With 60 billion pieces of direct mail going out each year, there's opportunity awaiting anyone who can figure out how to cut through the mailbox glut. One person who's trying is Bill Randall, CEO of SmartNames Inc., a three-year-old company based in Waltham, Mass. His goal: to develop a system that will allow direct mailers to sniff out the best prospects, thereby improving response rates.
The technique involves combining different types of data -- from car registrations, real-estate records, census records, whatever -- so that companies can target mailings more accurately, and thereby avoid wasting money on unlikely prospects. Thus, if you wanted to reach households with high disposable income, you would be able to skip families with large mortgages and three children in high school, focusing on childless two-income couples instead.
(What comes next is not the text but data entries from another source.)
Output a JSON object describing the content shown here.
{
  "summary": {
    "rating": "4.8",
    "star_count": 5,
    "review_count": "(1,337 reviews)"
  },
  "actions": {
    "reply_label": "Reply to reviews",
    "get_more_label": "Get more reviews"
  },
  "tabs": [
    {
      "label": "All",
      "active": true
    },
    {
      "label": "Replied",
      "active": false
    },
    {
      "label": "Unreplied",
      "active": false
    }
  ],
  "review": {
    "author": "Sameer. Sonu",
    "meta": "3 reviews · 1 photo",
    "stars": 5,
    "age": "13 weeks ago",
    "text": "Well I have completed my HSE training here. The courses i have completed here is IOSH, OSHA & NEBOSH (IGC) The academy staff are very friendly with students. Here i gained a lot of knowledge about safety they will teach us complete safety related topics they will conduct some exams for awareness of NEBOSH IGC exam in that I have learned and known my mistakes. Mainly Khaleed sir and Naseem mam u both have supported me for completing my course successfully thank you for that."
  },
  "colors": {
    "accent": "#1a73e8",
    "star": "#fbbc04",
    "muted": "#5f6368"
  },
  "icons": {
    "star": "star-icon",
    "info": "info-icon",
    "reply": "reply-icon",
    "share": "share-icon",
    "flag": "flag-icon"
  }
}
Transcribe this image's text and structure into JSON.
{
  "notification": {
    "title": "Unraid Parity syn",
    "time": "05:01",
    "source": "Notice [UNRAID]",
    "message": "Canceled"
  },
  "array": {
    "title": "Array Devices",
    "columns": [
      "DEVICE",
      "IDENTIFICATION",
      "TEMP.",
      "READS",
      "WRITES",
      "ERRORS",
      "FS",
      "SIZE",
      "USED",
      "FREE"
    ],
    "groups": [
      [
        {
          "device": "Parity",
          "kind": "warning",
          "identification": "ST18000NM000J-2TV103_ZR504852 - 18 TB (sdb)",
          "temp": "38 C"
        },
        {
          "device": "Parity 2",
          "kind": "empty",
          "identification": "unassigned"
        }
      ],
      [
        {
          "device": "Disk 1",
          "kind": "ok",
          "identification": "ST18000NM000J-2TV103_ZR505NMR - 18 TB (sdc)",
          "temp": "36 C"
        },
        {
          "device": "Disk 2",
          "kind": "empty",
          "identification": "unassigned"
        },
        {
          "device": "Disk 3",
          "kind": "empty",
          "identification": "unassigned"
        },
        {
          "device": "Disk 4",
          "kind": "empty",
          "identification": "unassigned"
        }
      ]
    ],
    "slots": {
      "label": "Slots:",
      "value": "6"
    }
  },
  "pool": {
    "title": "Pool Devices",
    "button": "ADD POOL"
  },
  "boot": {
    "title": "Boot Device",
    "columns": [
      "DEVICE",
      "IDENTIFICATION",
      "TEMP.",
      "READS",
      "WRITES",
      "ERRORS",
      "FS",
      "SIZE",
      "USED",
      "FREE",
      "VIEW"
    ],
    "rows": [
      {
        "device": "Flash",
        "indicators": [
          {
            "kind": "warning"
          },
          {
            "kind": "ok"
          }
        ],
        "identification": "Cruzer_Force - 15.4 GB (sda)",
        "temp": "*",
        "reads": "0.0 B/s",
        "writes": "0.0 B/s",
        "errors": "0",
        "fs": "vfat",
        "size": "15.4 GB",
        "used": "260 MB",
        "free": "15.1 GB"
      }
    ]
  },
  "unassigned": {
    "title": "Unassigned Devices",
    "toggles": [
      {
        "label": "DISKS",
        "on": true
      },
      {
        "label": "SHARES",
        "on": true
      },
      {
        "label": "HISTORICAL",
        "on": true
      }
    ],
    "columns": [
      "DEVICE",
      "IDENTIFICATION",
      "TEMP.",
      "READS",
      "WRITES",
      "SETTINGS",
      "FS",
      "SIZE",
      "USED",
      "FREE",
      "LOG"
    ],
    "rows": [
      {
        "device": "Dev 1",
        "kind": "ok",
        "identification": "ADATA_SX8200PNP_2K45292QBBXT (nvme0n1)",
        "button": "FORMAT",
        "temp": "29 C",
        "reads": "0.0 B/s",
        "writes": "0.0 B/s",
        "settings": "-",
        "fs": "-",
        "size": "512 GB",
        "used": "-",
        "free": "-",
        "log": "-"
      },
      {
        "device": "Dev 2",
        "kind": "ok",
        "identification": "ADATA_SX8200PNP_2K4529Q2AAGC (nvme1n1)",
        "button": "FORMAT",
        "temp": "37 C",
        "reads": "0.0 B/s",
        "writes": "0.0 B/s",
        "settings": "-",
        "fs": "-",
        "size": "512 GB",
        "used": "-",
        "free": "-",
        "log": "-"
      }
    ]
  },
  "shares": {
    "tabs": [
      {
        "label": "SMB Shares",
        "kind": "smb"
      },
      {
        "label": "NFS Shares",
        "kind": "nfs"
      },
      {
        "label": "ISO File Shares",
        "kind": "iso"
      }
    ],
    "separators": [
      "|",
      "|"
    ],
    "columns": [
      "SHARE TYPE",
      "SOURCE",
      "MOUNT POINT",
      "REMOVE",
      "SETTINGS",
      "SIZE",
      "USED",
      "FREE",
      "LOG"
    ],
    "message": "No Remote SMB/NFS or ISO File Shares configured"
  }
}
Randall figures that SmartNames (which recently merged with a service bureau and bought a list company with funding from venture capitalists) is at least 18 months away from delivering the kinds of results that companies will find attractive. But he says recent tests have been encouraging. "And if we're successful in improving the response rate on ordinary lists, then we'll have real impact on this industry."
-- Bruce G. Posner